The independent Institute for Fiscal Studies said there were “genuinely big differences” between the rival approaches on the key battleground issue but urged clarity on the tax and spending measures.
It delivered ammunition for each side — suggesting the Tories would have to make swingeing cuts to services and Labour would borrow £26bn (€36bn) a year.
And in a blow to the Scottish National Party, it said there was a “significant disconnect” between its claims to be an anti-austerity party and plans that implied it would be spending less than Labour by 2019/20.
“They would cut less to start with but the implication of the plans they have spelt out in their manifesto is that the period of austerity would be longer than under the other three parties we consider,” it said.
SNP leader Nicola Sturgeon has accused Ed Miliband of offering a “Tory-lite” economic plan.
The thinktank’s verdict was delivered amid renewed hostilities.

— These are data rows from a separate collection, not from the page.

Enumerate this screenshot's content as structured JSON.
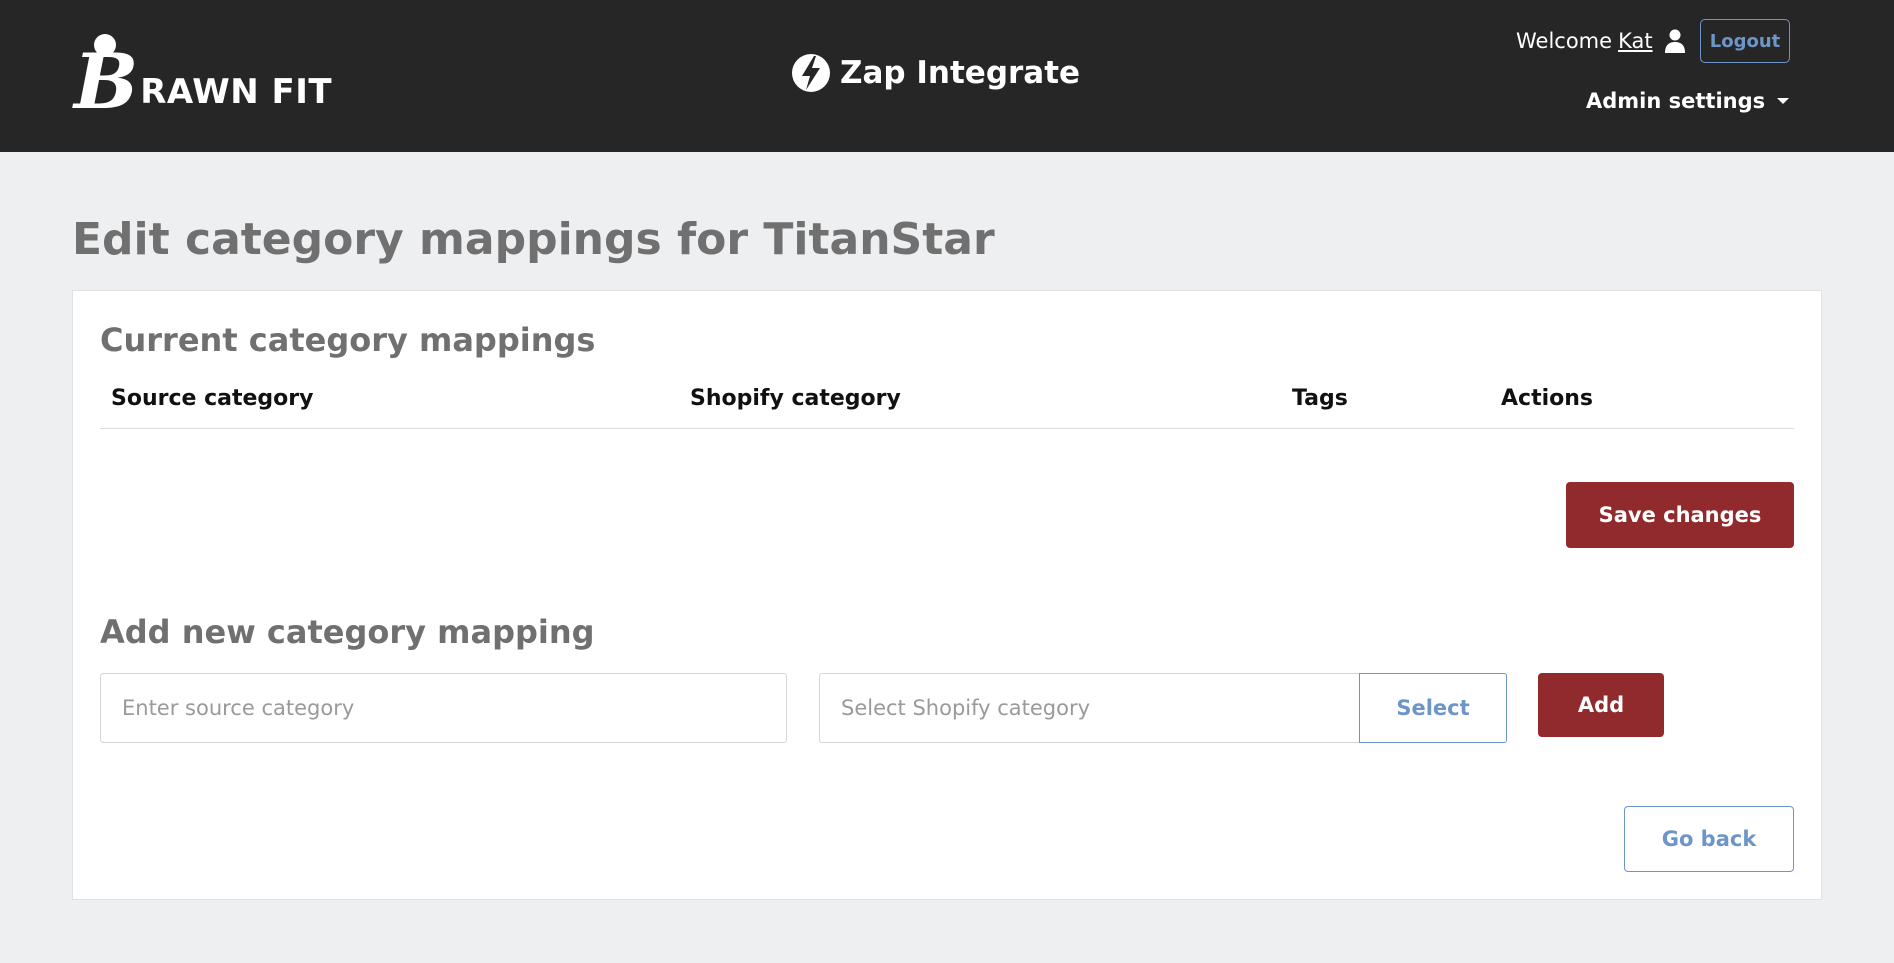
{
  "header": {
    "brand_letter": "B",
    "brand_text": "RAWN FIT",
    "app_title": "Zap Integrate",
    "welcome_label": "Welcome",
    "username": "Kat",
    "logout_label": "Logout",
    "admin_settings_label": "Admin settings"
  },
  "page": {
    "title": "Edit category mappings for TitanStar"
  },
  "current_mappings": {
    "title": "Current category mappings",
    "columns": [
      "Source category",
      "Shopify category",
      "Tags",
      "Actions"
    ],
    "rows": [],
    "save_label": "Save changes"
  },
  "add_mapping": {
    "title": "Add new category mapping",
    "source_placeholder": "Enter source category",
    "shopify_placeholder": "Select Shopify category",
    "select_label": "Select",
    "add_label": "Add"
  },
  "footer": {
    "go_back_label": "Go back"
  },
  "colors": {
    "header_bg": "#262626",
    "primary": "#912a2c",
    "accent_blue": "#6e95c8",
    "title_gray": "#707070",
    "page_bg": "#eeeff1"
  },
  "icons": [
    "brawn-fit-logo",
    "lightning-bolt-icon",
    "user-icon",
    "caret-down-icon"
  ]
}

Labour said Tory cuts would be bigger than in any of the world’s advanced economies.